Web page and app entries

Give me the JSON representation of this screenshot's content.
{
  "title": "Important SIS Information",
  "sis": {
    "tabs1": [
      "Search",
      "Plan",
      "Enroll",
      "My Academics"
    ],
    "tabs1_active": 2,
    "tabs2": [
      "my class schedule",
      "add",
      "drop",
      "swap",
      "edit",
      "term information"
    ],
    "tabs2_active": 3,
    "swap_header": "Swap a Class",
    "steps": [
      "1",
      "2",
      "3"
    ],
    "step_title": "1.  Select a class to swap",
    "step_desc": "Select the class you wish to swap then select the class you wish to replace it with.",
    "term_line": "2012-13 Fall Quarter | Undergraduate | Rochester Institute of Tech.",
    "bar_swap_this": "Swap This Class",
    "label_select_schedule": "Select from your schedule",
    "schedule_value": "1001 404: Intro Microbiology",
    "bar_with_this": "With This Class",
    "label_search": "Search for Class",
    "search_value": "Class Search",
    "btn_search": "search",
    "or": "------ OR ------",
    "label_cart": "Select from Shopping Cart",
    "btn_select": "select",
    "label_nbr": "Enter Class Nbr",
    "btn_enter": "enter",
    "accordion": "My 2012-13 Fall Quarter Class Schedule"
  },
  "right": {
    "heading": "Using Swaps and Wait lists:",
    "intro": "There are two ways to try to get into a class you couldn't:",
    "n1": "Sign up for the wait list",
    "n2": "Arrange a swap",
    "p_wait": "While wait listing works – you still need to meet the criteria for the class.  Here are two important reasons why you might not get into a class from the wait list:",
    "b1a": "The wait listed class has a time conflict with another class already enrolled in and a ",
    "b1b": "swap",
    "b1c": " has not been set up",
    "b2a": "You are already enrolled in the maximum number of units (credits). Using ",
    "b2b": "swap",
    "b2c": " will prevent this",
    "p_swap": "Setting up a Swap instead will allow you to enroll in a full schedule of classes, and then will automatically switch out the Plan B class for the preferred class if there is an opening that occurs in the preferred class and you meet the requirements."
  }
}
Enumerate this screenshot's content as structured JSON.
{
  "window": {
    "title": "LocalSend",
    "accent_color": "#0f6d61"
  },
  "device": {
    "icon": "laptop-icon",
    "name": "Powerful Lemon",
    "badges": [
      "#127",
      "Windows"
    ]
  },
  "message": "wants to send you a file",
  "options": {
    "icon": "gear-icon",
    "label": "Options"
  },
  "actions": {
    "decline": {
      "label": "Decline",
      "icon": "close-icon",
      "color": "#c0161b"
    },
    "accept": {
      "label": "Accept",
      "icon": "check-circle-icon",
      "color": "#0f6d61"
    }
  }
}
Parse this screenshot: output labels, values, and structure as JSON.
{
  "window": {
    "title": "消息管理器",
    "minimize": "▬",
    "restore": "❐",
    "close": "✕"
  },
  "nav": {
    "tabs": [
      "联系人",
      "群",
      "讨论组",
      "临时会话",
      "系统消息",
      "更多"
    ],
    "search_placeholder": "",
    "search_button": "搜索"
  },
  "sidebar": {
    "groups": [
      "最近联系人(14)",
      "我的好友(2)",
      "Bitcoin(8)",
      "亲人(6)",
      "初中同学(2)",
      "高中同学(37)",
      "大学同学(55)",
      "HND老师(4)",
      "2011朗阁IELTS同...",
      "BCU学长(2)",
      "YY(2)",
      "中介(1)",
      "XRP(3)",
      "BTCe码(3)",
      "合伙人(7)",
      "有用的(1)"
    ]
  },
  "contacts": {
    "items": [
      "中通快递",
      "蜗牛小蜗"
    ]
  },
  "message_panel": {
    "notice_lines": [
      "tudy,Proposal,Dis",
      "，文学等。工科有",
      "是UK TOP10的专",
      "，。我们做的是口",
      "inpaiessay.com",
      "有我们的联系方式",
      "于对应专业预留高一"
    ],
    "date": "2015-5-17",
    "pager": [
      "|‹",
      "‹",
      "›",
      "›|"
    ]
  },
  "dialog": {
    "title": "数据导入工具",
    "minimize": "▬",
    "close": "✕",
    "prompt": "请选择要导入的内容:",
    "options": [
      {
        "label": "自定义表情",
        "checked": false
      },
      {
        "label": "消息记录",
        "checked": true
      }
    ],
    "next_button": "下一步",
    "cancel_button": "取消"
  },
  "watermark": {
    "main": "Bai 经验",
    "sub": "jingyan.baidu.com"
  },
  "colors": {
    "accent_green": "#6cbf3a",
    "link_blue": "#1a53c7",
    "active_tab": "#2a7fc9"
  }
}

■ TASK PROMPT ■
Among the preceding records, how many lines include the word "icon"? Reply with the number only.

■ RESULT OF THE EXERCISE ■
4